Previous SERVIR work has used Landsat data to determine algae bloom trends on the Mekong River. This photograph showing collected algae in Luang Prabang area (Northern Laos) was taken during that project in Dec. 2013 . Many small rivers around Luang Prabang have seasonal blooms during dry periods.

Oct 21, 2014 • [By Janet Anderson, Marshall Space Flight Center] NASA and the U.S. Agency for International Development (USAID) announced a five-year project that will promote the use of satellite imagery to help Asia’s Lower Mekong region better predict and cope with floods and other natural disasters and increase resilience to the negative effects of climate change.

SERVIR Mekong, funded by USAID and NASA and implemented by the Asian Disaster Preparedness Center and its partners, will help governments and other key decision-makers in Burma, Cambodia, Laos, Thailand and Vietnam take advantage of publicly available satellite imagery, geospatial data and maps to make more informed decisions on issues such as water management, land use planning, disaster risk reduction, infrastructure development and natural resource management.

SERVIR Mekong is one of four SERVIR hubs currently operating across the developing world. SERVIR connects USAID’s development network in data-poor environments with NASA’s science, technology and extensive satellite data. Together with leading regional organizations in Africa, Asia and Latin America, SERVIR has developed 43 climate change adaptation and mitigation products to provide information, tools and training to more than 30 countries.
“With the addition of this new member of the SERVIR family, we continue to develop a network of regional hubs around the world,” said Dan Irwin, SERVIR program director at NASA’s Marshall Space Flight Center in Huntsville, Alabama. “SERVIR works to strengthen the capacity of governments to use satellite information and geospatial technologies for improved decision-making.”

Operating as a regional hub, SERVIR Mekong will promote collaboration between technical institutions in the region and develop analytical tools, services and products that are tailored to the needs of the Lower Mekong region’s decision-makers. These decision-makers include government officials and disaster management professionals as well as regional institutions, planning agencies and development partners.

“Use of the best available science and technology is essential to safeguarding this region’s vital ecosystems and the goods and services they provide to society,” said Michael Yates, director of USAID’s Regional Development Mission for Asia. “Under SERVIR Mekong, Asian scientists, NASA scientists and others will work hand-in-hand to develop tools to build resilience and address some of the region’s greatest challenges.”

SERVIR Mekong will bring tools to bear on the challenges of the Lower Mekong region, which are similar to those in other regions. In Bangladesh, for example, where climate change has altered rainfall patterns and disrupted formerly predictable flood cycles, a new satellite-based flood forecasting system developed by the SERVIR hub based in Nepal is helping communities and supporting agencies design measures to better protect lives, homes, crops and livestock.

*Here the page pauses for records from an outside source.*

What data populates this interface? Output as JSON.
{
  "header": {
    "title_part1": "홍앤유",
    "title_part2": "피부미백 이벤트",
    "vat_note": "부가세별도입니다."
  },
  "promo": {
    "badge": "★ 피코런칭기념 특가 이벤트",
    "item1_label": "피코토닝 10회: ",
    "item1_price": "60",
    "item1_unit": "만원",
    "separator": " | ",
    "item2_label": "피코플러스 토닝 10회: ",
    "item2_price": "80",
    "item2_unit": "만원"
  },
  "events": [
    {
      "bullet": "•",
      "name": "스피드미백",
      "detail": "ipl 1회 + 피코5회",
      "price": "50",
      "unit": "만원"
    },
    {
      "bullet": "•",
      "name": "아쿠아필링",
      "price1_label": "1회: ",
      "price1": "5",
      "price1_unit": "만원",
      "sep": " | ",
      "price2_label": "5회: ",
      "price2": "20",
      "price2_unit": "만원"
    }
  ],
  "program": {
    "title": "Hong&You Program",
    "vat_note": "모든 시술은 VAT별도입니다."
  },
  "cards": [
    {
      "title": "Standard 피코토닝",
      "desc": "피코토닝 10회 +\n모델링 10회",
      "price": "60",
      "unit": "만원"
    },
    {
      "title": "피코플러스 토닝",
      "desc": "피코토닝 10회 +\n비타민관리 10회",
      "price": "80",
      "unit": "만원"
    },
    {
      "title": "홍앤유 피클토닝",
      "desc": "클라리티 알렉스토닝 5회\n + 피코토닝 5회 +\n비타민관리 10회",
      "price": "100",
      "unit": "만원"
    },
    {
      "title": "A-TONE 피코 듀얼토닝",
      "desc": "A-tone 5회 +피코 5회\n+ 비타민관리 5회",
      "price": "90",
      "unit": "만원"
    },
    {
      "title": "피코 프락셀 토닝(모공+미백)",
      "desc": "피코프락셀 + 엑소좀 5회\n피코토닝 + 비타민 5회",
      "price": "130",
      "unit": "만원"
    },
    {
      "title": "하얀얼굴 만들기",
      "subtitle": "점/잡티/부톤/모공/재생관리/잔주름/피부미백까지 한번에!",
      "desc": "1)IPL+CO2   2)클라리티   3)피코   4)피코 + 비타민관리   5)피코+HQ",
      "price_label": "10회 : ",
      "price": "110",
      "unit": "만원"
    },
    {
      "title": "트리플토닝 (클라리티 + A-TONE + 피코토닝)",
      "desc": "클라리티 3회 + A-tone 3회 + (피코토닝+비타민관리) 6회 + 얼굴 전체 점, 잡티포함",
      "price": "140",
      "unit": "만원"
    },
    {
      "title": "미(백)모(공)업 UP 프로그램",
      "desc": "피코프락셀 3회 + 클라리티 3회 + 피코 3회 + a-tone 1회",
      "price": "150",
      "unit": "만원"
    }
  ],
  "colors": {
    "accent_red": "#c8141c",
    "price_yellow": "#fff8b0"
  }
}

Note: SERVIR makes regular use of Landsat data. Recently, Landsat data have been utilized to determine algae bloom trends on the MeKong River and to improve flood impact mapping.

Further information:
+ SERVIR
+ SERVIR Report: Causes, impacts and mitigation of algae blooms in Mekong River
+ Develop 2014 Fall Projects (PDF)